discourse completion tasks, interview transcriptions or organizational documents); yet, it may also take account of non-textual data such as pictures, tables, audio and video recordings (Strauss & Corbin, 1998). Since qualitative data allows the participants to use their own words, it is considered to be holistic and rich. It also helps the researcher to improve some comprehensive topics raised by the participants(Cohen, Manion& Morrison, 2000). According to Wiersman (1995), sampling, data collection, data analysis and triangulation are all essential points to be discussed when using theconducting qualitative research. All these issues will be discussed in full in this chapter

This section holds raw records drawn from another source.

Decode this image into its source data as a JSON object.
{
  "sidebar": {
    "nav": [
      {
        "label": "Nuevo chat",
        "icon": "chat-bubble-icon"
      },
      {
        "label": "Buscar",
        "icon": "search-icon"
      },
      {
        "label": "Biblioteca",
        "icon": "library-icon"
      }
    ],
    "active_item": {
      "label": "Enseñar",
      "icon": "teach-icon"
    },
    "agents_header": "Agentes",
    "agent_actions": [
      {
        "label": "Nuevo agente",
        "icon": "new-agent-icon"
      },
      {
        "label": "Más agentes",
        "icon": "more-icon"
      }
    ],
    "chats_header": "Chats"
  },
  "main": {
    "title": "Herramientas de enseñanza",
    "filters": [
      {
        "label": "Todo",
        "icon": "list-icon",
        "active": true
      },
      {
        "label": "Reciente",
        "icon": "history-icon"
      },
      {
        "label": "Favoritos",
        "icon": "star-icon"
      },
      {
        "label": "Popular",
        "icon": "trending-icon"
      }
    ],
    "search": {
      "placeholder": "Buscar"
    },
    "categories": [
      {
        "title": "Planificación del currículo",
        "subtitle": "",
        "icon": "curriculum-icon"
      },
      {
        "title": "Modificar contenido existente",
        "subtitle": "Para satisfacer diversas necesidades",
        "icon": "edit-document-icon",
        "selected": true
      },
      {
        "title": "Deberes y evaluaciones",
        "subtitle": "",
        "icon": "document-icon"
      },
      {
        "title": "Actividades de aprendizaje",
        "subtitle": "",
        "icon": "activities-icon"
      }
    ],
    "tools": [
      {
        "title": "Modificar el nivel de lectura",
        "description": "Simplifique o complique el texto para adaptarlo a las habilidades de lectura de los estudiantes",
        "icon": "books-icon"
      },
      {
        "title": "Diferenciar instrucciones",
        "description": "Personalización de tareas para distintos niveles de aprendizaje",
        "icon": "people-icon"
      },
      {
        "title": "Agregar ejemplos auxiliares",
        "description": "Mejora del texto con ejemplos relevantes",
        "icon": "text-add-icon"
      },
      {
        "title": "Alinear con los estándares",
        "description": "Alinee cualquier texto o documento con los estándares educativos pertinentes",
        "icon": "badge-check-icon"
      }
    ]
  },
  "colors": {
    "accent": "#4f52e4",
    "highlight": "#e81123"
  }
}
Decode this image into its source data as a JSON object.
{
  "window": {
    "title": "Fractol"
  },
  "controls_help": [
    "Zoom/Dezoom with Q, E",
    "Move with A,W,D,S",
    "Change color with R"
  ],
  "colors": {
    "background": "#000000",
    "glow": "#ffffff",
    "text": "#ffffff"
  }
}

Background of the study Our topic is the “Impact of quality management practices on organizational performance”. In this report, we will illustrate different points such as quality management definition, literature review, problem description, and practical implications. The main objective of this report is to know what is the effect of quality management in organizational on the purpose of enhancing their products, and services. Another objective is to help us in better understanding for quality management in general. Also, it will help us to know how to benefit from this concept and from the information we collected from various studies.
Also, he identifies that the arrangement and checking of data allow the researcher to see the styles and determine the subjects in a realistic way. Qualitative research does not prevent the use of numbers. Therefore, data analysis is associated with research questions. Also, qualitative research can be considered as an open research and therefore it can be said that every researcher has his/her own way of analysis. After that, Dr. Rashed illustrates that the most difficult stages of the qualitative research may be related to the researcher’s experience and there are no stable samples for analysis.
The Qualitative method tend to be open ended with less structured protocols; rely more heavily on interactive interviews where respondents may be interviewed several times to follow up on a particular issue to clarify concepts or check the reliability of data and use triangulation to increase the credibility of the findings. (Krishnamurthi, Cabrera and Karlovsky,2004). These attributes give the qualitative research method the advantage of providing depth and detail. They help to look deeper than analysing ranks and counts by recording attitudes, feelings and behaviours. The open- ended questions help to encourage respondents to expand on their responses which may open up new topic areas not initially considered and help to simulate participants’ experiences.
Beyond increasing analytical leverage, mixed method analysis also offered an opportunity for triangulation which further allowed an attendant advantage of comparing findings from both qualitative and quantitative results for the purposes of convergence (Greene et al. 1989). This allowed the study to prospect for stronger meta-inferences, which involves a combination of interpretation of findings into a coherent whole (Onwuegbuzie et al.